Flash plus Illustrator, Catalyst, Flex Builder and the rest of the Adobe CS collection provide a compelling suite of visual tools for building web sites and applications. While there are a number of attempts at building studio tools using open web technologies, they all tend to be component-driven attempts to clone PowerBuilder or Interface Builder for the web. Flash clearly leads the market in animations and the creation of interfaces that are more movie-like in their experience. For example, while it’s possible to create the famous Sports Illustrated tablet UI demo entirely with HTML5 technologies, today it is much easier to build something this visually rich with Flash. Though ironically, it won’t run on the iPad without Flash compiling to a native iPhone app.
The Flash player is really just a replacement rendering engine that works on most platforms that don’t begin with a small i. To date, it’s unfortunately been pretty crash-prone on Mac OS X and has trailed behind on Linux. But it has succeeded because it was a useful hack for improving upon the limitations of the world’s worst browsers. On Windows, it is stable and is a significant improvement to Internet Explorer’s rendering engine. Also, somewhat surprising is that in our performance tests, Flash is not actually any faster at drawing or animating objects than Firefox, Safari, or Chrome, meaning that we do not see them leveraging native hardware 2-D and 3-D acceleration APIs, which are starting to arrive in the next version of the major browsers. Which means that the edge Flash player once enjoyed with its rendering engine is no more.
Google Chrome Frame has the advantage now in being able to upgrade the host browser much like Flash can. And really, that’s been Flash’s big advantage historically: it could push updates to the world faster than browser vendors. But in the past few years, versions of Flash have actually been released slower than non-Microsoft browsers, which now include reliable auto-update mechanisms. Being able to patch, hack, and fix the web was Flash’s big advantage, and that edge is gone.
It’s fairly interesting that Adobe has made it possible to compile Flash apps into native apps for distribution on the Apple App Store. This idea was likely inspired by PhoneGap and Appcelerator’s Titanium. But it raises an interesting question for me: could Flash compile into native HTML5-compliant applications? That would potentially decouple the benefits of the developer tools from the limitations of the player.
Embracing the Open Web
Pushing the Open Web into Design Tools
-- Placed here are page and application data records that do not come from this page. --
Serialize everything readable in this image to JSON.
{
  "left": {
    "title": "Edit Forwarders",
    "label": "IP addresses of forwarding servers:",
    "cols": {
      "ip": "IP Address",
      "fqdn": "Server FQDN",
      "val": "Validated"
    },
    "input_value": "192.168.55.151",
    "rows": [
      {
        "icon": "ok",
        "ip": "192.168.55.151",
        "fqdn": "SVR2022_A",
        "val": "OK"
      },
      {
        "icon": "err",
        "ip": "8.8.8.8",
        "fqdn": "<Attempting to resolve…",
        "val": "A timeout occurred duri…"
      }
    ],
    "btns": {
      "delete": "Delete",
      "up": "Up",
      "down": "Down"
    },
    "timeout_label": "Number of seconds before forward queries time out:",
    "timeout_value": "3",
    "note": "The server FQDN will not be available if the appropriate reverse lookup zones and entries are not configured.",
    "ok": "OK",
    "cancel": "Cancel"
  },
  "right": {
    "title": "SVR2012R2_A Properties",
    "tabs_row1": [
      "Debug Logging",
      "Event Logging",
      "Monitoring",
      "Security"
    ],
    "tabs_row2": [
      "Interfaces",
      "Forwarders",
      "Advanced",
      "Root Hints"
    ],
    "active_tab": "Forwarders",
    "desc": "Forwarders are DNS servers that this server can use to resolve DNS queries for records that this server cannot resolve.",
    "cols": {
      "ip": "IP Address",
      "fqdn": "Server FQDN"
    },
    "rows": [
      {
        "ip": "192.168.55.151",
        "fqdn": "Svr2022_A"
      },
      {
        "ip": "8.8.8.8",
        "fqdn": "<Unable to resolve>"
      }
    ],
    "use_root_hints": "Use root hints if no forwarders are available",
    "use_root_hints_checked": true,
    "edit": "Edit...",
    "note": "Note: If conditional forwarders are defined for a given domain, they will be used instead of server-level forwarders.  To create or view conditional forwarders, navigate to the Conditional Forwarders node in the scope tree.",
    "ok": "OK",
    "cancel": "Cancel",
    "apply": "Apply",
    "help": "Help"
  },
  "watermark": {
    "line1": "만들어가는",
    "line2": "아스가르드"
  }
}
As someone that can’t draw a circle in Photoshop or Illustrator, I would love for everything in a PSD or AI file to be represented by HTML/XML and CSS. Developers loathe having to wait for a designer to change text in a graphics file or modify colors in a background image. As good as the open web gets at moving more and more image functionality to native styling, there will always be concepts that cannot easily be represented tersely enough in the CSS layer. The authoring tools layer is likely the best place to make such modifications. Providing a simple tool or mechanism for developer’s to update or modify files created by designers would be useful and intriguing.
Given the dramatic reduction in costs of computers and software, Adobe is significantly more expensive relative to the cost of other products than it was when it started its CS pricing model. To fix this problem, Adobe has been experimenting with a subscription pricing model in Australia that allows users to pay each month to use the software. That’s more inline with expectations today as it doesn’t require a huge up-front cost. Also, Adobe could start to consider licensing affordable Flash components that are hosted on a CDN, or a number of other fine-grained payment models.
The open web has quickly closed the gap on Adobe’s advantages over the past two years, but there are many new opportunities for Adobe to exist and thrive in the open web ecosystem, and take advantage of the new possibilities this creates, if it can adapt to the completely new world of today’s modern web platforms.